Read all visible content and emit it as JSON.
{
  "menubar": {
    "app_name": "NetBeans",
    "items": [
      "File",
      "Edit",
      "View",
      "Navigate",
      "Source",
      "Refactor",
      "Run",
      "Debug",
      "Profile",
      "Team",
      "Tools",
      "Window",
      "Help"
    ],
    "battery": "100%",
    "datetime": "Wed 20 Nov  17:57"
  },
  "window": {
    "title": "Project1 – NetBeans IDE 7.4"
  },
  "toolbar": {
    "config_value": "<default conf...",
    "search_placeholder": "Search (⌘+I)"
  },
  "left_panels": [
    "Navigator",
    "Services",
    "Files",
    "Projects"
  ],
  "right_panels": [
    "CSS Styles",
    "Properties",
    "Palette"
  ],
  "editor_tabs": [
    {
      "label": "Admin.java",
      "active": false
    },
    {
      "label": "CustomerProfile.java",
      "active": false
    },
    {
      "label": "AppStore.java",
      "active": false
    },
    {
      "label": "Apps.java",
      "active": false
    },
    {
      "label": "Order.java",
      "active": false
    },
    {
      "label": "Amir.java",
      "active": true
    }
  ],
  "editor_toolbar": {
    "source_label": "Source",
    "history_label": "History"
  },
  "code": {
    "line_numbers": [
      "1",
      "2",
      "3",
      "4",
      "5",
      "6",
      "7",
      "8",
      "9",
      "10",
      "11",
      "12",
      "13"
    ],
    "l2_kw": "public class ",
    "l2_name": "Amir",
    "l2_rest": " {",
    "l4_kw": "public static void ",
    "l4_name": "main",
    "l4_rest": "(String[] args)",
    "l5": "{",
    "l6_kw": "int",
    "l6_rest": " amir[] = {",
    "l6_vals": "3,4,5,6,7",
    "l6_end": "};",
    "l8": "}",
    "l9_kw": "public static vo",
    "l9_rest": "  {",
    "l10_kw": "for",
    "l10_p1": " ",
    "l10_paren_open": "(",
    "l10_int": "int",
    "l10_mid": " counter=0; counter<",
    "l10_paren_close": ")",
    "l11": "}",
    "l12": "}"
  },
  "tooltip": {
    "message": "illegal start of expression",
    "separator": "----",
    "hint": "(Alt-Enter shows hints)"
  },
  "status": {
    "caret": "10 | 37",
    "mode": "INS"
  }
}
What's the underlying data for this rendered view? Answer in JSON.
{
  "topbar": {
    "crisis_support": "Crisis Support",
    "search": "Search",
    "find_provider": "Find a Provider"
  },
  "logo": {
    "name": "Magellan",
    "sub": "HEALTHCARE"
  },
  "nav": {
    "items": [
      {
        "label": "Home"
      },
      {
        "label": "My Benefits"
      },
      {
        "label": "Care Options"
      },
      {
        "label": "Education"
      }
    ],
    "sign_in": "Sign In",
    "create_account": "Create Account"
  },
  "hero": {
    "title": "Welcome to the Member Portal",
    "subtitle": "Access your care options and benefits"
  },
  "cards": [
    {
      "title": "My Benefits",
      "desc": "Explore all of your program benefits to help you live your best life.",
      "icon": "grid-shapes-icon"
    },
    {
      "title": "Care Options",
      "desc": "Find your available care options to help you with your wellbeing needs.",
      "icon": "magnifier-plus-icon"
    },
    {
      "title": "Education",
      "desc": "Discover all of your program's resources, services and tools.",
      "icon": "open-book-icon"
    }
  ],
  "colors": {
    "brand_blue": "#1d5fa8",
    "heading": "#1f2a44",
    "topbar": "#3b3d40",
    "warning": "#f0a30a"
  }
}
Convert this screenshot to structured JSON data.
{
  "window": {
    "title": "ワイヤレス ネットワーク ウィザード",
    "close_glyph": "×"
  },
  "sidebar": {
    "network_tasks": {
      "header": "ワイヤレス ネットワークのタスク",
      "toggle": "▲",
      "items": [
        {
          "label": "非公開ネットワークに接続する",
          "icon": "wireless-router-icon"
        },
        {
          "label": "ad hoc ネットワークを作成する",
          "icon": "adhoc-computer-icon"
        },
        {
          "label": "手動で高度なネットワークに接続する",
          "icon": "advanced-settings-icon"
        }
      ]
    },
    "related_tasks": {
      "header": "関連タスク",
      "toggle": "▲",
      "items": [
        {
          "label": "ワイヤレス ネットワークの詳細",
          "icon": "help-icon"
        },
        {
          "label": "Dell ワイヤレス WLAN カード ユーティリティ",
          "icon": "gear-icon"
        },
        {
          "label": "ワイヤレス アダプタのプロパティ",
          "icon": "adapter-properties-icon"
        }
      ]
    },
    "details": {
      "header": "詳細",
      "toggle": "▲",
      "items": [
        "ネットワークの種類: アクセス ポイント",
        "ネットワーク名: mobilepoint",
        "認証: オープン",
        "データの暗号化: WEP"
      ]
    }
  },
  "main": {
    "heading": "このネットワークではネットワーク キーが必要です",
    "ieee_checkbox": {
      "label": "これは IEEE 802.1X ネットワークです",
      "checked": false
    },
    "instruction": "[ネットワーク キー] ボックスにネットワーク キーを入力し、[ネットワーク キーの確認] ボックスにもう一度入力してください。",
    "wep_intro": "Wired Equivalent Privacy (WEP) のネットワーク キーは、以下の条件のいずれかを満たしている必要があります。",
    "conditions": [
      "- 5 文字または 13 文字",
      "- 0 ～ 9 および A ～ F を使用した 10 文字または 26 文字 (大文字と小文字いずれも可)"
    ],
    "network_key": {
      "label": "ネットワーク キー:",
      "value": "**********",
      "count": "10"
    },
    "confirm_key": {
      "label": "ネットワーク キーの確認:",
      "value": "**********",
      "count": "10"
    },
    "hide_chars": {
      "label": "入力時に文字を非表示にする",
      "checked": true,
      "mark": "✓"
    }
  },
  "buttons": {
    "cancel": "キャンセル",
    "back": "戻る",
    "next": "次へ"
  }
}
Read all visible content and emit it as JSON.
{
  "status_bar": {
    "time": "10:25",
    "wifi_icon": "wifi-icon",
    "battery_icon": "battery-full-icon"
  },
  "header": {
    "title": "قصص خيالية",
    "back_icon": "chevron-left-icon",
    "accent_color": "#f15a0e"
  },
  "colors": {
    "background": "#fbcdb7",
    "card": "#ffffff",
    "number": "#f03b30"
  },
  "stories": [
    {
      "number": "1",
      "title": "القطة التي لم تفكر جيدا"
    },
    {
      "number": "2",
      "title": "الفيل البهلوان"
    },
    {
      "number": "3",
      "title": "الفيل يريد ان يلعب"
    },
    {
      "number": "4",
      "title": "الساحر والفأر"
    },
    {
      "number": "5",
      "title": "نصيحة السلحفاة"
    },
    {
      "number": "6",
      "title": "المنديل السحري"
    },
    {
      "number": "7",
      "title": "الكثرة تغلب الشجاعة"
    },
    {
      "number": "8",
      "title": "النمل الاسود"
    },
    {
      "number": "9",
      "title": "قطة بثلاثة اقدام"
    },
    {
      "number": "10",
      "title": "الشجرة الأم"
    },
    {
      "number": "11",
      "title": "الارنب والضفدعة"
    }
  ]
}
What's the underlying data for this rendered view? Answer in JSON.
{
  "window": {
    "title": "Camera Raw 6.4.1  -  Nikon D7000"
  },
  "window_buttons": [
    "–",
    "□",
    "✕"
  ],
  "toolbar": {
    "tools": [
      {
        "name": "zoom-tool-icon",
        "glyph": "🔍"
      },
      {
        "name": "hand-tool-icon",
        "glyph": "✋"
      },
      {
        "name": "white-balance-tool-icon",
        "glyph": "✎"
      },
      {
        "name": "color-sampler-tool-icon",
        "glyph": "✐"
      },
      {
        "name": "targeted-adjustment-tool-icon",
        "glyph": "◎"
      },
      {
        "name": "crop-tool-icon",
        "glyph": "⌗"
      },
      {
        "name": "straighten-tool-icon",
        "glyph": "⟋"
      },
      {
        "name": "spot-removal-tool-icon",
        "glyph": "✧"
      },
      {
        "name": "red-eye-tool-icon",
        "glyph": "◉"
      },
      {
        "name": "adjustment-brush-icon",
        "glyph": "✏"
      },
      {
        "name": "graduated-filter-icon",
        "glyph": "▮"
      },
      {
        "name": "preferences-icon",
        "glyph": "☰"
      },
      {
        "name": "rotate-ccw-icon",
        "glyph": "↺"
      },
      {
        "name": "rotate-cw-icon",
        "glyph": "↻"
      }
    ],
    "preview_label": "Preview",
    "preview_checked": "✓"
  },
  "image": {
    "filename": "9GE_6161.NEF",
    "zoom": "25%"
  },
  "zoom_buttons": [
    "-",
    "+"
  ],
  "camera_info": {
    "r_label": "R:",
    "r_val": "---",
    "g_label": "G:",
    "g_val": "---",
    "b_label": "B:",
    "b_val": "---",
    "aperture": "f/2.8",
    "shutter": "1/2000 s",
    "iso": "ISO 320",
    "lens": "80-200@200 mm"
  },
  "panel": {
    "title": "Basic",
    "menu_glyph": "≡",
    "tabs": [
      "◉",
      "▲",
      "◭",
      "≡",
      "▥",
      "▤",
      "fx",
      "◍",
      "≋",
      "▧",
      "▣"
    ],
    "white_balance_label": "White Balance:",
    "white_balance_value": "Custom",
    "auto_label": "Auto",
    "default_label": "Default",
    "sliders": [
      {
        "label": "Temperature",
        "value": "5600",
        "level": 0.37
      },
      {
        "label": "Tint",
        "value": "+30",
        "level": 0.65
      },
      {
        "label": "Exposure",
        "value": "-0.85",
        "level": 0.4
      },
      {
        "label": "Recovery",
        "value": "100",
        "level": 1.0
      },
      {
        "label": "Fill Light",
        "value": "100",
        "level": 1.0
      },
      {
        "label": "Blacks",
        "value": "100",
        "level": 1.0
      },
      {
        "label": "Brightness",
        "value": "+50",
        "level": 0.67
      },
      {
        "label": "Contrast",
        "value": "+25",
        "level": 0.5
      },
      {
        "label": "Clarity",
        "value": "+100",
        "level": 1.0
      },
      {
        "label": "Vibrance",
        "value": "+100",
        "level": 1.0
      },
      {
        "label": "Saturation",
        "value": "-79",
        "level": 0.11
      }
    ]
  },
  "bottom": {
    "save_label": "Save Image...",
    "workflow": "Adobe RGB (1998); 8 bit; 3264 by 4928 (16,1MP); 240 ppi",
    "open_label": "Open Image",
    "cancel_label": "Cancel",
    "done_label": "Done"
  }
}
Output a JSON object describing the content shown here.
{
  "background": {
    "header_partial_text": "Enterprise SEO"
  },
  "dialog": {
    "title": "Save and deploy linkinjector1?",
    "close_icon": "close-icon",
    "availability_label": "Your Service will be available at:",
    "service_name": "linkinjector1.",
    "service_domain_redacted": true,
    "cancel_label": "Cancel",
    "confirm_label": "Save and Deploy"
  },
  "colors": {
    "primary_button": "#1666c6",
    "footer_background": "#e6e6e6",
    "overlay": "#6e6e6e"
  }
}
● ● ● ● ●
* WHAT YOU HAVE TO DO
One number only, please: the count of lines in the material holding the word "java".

* ANSWER SECTION
6